Whenever I finish watching a movie, I can usually make up my mind pretty quick. But Gone Girl is different; I watched David Fincher’s much-hyped thriller exactly a week ago, and I still can’t decide if I loved it or hated it. Based on the global bestseller by Gillian Flynn, the film gets many things right, but also somehow collapses under its own ambitions.

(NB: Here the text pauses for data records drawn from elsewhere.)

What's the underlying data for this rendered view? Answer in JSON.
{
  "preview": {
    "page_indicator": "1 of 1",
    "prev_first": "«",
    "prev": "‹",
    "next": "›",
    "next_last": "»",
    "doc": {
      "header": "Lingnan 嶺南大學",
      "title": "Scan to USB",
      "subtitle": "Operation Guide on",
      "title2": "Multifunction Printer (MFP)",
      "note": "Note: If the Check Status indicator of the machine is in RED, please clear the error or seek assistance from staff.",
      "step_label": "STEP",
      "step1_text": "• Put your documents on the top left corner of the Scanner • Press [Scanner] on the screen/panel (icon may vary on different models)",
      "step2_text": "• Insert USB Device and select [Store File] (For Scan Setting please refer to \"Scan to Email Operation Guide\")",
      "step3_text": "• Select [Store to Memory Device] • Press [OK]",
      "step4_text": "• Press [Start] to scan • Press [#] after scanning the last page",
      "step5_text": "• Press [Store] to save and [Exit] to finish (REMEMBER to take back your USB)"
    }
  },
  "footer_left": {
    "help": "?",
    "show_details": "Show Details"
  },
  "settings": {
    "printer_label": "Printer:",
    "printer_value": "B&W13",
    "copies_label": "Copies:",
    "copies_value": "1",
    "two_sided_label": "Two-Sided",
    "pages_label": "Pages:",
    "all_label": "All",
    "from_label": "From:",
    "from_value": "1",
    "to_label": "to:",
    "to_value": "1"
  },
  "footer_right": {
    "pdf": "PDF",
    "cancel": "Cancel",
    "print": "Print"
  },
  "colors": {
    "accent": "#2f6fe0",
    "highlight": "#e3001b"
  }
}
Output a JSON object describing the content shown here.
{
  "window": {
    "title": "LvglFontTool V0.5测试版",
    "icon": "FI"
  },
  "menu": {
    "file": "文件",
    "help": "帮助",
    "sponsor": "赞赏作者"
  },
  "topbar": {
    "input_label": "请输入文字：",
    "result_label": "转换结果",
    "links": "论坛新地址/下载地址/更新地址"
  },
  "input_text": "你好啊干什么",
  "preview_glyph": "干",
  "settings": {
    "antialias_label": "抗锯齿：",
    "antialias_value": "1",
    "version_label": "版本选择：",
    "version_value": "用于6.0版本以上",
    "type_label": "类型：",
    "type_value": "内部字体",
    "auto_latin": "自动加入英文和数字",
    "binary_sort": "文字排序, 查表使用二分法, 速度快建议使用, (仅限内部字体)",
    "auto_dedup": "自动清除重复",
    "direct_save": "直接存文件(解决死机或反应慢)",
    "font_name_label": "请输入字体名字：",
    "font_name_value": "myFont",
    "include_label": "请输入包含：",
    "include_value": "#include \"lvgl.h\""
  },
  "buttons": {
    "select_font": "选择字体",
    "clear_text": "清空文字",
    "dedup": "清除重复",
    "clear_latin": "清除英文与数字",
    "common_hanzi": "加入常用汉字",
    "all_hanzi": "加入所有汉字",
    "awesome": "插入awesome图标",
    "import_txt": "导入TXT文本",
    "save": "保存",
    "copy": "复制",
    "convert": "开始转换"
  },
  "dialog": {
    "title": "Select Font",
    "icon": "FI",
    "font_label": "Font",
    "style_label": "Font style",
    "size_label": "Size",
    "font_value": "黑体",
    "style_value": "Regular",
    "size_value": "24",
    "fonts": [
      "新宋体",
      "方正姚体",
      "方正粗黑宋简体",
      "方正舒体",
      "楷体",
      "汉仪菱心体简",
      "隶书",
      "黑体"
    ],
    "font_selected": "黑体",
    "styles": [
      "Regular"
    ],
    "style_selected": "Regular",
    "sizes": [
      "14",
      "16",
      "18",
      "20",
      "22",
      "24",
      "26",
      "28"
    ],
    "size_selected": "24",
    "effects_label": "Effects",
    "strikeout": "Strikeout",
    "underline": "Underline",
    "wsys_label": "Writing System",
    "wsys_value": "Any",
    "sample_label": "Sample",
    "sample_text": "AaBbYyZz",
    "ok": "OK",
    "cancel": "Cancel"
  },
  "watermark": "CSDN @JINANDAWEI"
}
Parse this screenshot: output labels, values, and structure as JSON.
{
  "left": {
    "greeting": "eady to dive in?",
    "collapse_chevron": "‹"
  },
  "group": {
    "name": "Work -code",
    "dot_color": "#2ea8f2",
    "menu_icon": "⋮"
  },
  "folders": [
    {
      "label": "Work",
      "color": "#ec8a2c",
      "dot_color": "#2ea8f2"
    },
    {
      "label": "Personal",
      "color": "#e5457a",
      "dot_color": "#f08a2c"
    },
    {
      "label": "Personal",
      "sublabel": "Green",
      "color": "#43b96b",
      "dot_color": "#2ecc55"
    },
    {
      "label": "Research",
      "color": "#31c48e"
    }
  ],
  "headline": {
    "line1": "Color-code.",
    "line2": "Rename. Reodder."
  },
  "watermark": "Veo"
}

First off, it’s worth mentioning that this is one unsettling film. Director David Fincher paints a creepy and disturbing picture surrounding the disappearance of a housewife, and tops it off with dashes of social commentary (regarding the tabloid media) and a whole lot of thrills. I won’t spoil the film’s numerous twists and turns, but I do wish the script didn’t give in to so many crazy gamechangers. Things eventually get a tad too needlessly convoluted, and what starts off as a realistic crime story soon devolves into a whacky and implausible extravaganza of duplicity and gore.
Thankfully, Rosamund Pike’s performance keeps things afloat. While Ben Affleck’s casual demeanor serves the plot well, he’s also kind of dull and one-note in Gone Girl. Pike however is a downright revelation as his wife Amy Dunne. I vaguely remember seeing Pike in Die Another Day (the 2002 James Bond disaster), but this film is a terrific vehicle for her talents. The girl gets to play a whole spectrum of emotions, and she does it all with charisma to spare; it’s arguably Oscar-worthy material.
Finally, the less said about Neil Patrick Harris’ supporting turn as Amy’s ex-boyfriend the better; I still don’t understand how he got cast.
Gone Girl is an intelligent thriller, but it’s also a picture that carries on for 20 minutes too long and starts bordering on the ridiculous. Nevertheless, if you’re looking for some suspense, it’s certainly an engrossing experience.